> [REQUIREMENT]:
Every line of the material below should be repeated exactly.

[DATA RECORDS Boundary: Start]

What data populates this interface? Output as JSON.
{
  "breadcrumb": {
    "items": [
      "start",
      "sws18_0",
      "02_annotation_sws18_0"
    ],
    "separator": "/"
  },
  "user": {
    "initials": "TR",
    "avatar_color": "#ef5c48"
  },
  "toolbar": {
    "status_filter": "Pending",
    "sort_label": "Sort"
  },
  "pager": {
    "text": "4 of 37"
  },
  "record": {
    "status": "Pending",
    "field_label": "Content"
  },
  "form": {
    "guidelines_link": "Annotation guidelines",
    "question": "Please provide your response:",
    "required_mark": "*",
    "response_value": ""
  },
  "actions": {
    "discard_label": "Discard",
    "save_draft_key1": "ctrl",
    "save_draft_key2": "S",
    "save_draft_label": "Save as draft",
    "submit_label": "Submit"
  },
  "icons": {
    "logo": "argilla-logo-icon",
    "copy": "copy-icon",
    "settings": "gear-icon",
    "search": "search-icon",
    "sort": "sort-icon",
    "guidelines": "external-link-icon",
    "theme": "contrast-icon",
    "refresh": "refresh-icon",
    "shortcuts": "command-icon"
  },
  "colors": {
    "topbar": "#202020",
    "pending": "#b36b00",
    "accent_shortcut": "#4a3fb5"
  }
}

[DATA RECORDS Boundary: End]

> [EXERCISE SOLUTION]:
What data populates this interface? Output as JSON.
{
  "breadcrumb": {
    "items": [
      "start",
      "sws18_0",
      "02_annotation_sws18_0"
    ],
    "separator": "/"
  },
  "user": {
    "initials": "TR",
    "avatar_color": "#ef5c48"
  },
  "toolbar": {
    "status_filter": "Pending",
    "sort_label": "Sort"
  },
  "pager": {
    "text": "4 of 37"
  },
  "record": {
    "status": "Pending",
    "field_label": "Content"
  },
  "form": {
    "guidelines_link": "Annotation guidelines",
    "question": "Please provide your response:",
    "required_mark": "*",
    "response_value": ""
  },
  "actions": {
    "discard_label": "Discard",
    "save_draft_key1": "ctrl",
    "save_draft_key2": "S",
    "save_draft_label": "Save as draft",
    "submit_label": "Submit"
  },
  "icons": {
    "logo": "argilla-logo-icon",
    "copy": "copy-icon",
    "settings": "gear-icon",
    "search": "search-icon",
    "sort": "sort-icon",
    "guidelines": "external-link-icon",
    "theme": "contrast-icon",
    "refresh": "refresh-icon",
    "shortcuts": "command-icon"
  },
  "colors": {
    "topbar": "#202020",
    "pending": "#b36b00",
    "accent_shortcut": "#4a3fb5"
  }
}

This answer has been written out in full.